An application to dig the largest quarry in Canadian history (and the second largest in North America) in prime agricultural land near Toronto has aroused widespread opposition.
According to rabble.ca, the quarry would stretch over 2,300 acres and dip 200 feet below the water table – making it deeper than Niagara Falls. Located at the headwaters of important river systems in Melancthon, Ontario, the proposed gravel “mega-quarry” would pump out 600 million litres of water every day, raising important concerns about its effects on the local water supply.
The operation would also see 150 loaded trucks leave the quarry every hour to travel down local roads. This would inevitably create dust, noise and safety problems for local residents.

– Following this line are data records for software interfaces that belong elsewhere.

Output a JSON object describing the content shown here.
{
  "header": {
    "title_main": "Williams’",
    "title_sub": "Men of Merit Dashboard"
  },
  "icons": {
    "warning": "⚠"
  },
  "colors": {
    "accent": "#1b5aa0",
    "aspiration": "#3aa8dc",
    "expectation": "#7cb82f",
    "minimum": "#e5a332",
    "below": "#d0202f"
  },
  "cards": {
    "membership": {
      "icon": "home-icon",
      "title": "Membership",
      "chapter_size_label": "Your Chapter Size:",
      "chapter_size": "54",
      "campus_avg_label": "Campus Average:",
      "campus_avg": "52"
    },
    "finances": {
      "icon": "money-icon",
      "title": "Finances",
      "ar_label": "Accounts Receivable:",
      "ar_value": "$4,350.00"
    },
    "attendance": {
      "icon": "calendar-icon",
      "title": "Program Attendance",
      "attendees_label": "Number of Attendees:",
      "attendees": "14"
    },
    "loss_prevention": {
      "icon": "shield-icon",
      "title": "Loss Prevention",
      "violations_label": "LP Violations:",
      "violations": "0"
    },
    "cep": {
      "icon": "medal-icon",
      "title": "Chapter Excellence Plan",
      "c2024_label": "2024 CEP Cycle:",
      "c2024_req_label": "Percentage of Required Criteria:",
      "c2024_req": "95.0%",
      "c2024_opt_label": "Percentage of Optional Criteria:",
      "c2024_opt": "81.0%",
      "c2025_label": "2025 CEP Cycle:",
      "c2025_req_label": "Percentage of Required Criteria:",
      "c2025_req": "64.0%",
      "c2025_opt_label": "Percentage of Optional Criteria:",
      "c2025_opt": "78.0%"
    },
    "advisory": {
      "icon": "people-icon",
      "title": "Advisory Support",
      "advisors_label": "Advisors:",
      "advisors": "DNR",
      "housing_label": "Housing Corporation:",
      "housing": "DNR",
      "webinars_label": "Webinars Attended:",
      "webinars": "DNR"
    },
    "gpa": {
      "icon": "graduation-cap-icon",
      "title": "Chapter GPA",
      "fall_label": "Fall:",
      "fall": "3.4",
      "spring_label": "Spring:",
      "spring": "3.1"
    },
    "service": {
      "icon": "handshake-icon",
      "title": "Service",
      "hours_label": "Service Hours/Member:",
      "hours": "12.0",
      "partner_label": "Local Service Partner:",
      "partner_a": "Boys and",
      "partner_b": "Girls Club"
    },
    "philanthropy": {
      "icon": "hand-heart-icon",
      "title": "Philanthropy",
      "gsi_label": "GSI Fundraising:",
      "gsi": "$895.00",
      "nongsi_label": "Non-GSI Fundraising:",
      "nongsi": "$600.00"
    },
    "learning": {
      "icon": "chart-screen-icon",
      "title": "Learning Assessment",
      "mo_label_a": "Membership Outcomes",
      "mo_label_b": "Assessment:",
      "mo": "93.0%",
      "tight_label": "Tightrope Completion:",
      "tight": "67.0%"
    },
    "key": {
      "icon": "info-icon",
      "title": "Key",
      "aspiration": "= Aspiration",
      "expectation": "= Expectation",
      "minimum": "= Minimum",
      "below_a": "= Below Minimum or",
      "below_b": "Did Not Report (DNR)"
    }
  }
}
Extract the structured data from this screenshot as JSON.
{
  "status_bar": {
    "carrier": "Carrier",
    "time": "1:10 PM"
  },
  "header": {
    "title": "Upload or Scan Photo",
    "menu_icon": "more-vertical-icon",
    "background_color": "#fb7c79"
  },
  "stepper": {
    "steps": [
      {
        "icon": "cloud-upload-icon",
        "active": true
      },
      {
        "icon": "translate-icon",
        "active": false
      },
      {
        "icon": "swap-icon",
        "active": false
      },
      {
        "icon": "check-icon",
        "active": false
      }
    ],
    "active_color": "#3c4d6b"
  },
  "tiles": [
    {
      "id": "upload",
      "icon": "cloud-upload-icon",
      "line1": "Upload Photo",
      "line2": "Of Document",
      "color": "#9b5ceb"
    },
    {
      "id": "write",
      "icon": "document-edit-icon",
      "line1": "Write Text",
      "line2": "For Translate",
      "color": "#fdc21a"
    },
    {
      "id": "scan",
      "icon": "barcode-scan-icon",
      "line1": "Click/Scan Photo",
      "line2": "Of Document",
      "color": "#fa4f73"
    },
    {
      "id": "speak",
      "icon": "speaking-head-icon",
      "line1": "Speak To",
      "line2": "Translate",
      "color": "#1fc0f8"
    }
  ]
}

One would think that such an unprecedented project would attract rigorous government scrutiny. However, that is not the case. Rather than proceeding through a full-scale environmental assessment under the auspices of the Ontario Ministry of Environment, the application is currently being reviewed under the laxer and less environmentally-focused standards of the Ministry of Natural Resources. This is an easier process for the project owner, The Highland Companies, and the U.S. hedge fund behind it, but one that will fail to fully consider the effects of the quarry on the people and natural life to be forced to live with it.
In response, the local community is mobilizing, and has drawn attention to the quarry in high places. The Leader of the labour-based Ontario New Democratic Party, Andrea Horwarth, plus the Council of Canadians and a host of local politicians have condemned the project. The famed David Suzuki Foundation expressed serious concerns. Grassroots organizing included a five-day march from the provincial legislature in Toronto to Melancthon by 200 concerned citizens. It began, appropriately, on April 22, Earth Day 2011.
Socialists propose an immediate cancellation of the mega-quarry approval process, and urge all concerned Ontarians to add their voice in opposition to this environmentally, economically and socially destructive project.
> The article above was written by Eric Kupka.